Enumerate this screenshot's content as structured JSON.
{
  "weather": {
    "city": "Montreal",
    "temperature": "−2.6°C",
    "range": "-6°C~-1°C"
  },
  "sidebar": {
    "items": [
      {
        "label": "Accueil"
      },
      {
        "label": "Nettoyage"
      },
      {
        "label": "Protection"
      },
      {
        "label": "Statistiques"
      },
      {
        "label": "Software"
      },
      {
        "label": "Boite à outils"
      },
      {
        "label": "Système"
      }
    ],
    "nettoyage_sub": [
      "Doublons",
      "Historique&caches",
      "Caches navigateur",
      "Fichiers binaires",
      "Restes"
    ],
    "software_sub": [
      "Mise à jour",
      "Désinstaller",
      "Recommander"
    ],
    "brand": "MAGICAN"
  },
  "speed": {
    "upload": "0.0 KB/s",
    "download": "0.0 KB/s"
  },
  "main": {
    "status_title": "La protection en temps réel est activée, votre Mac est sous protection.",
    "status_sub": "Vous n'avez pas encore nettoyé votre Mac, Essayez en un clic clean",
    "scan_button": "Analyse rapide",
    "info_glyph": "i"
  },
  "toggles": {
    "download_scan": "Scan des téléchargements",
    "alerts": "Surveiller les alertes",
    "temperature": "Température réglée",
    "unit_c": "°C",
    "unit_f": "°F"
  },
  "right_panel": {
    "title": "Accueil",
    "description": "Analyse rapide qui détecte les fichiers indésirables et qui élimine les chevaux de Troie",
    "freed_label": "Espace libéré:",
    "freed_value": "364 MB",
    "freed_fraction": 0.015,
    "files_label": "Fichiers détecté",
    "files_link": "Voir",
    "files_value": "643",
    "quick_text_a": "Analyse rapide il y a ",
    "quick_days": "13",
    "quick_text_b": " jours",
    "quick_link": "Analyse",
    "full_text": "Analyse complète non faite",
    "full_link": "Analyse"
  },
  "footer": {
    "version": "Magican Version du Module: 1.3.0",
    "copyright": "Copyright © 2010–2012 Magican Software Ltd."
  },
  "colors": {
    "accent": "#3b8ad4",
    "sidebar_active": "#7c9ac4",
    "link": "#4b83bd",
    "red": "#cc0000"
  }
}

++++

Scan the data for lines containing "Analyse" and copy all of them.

**RESULT BELOW**
    "scan_button": "Analyse rapide",
    "description": "Analyse rapide qui détecte les fichiers indésirables et qui élimine les chevaux de Troie",
    "quick_text_a": "Analyse rapide il y a ",
    "quick_link": "Analyse",
    "full_text": "Analyse complète non faite",
    "full_link": "Analyse"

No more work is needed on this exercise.